Saved data entries:
====

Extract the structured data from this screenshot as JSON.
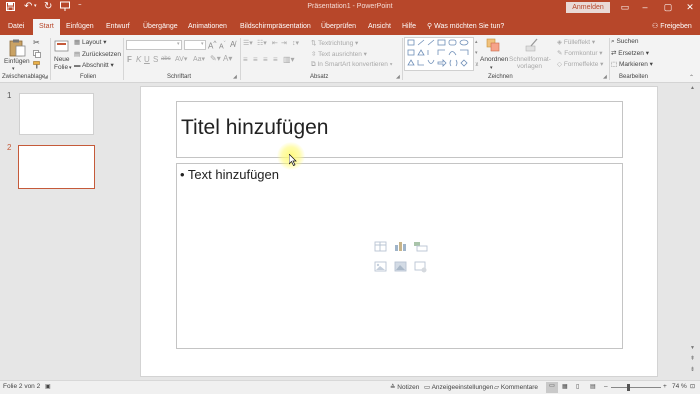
{
  "titlebar": {
    "title": "Präsentation1  -  PowerPoint",
    "signin": "Anmelden",
    "qat_more": "⁼"
  },
  "tabs": [
    "Datei",
    "Start",
    "Einfügen",
    "Entwurf",
    "Übergänge",
    "Animationen",
    "Bildschirmpräsentation",
    "Überprüfen",
    "Ansicht",
    "Hilfe"
  ],
  "tellme": "Was möchten Sie tun?",
  "share": "Freigeben",
  "ribbon": {
    "clipboard": {
      "paste": "Einfügen",
      "label": "Zwischenablage"
    },
    "slides": {
      "new_slide_1": "Neue",
      "new_slide_2": "Folie",
      "layout": "Layout",
      "reset": "Zurücksetzen",
      "section": "Abschnitt",
      "label": "Folien"
    },
    "font": {
      "label": "Schriftart",
      "bold": "F",
      "italic": "K",
      "underline": "U",
      "strike": "S",
      "shadow": "abc"
    },
    "paragraph": {
      "text_direction": "Textrichtung",
      "align_text": "Text ausrichten",
      "smartart": "In SmartArt konvertieren",
      "label": "Absatz"
    },
    "drawing": {
      "arrange": "Anordnen",
      "quick_styles_1": "Schnellformat-",
      "quick_styles_2": "vorlagen",
      "fill": "Fülleffekt",
      "outline": "Formkontur",
      "effects": "Formeffekte",
      "label": "Zeichnen"
    },
    "editing": {
      "find": "Suchen",
      "replace": "Ersetzen",
      "select": "Markieren",
      "label": "Bearbeiten"
    }
  },
  "thumbnails": [
    {
      "number": "1"
    },
    {
      "number": "2"
    }
  ],
  "slide": {
    "title_placeholder": "Titel hinzufügen",
    "body_placeholder": "• Text hinzufügen"
  },
  "statusbar": {
    "slide_info": "Folie 2 von 2",
    "notes": "Notizen",
    "display_settings": "Anzeigeeinstellungen",
    "comments": "Kommentare",
    "zoom": "74 %"
  },
  "colors": {
    "accent": "#b7472a",
    "ribbon_bg": "#f3f3f3",
    "workspace_bg": "#e6e6e6"
  }
}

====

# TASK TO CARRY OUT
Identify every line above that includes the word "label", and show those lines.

# ANSWER SECTION
      "label": "Zwischenablage"
      "label": "Folien"
      "label": "Schriftart",
      "label": "Absatz"
      "label": "Zeichnen"
      "label": "Bearbeiten"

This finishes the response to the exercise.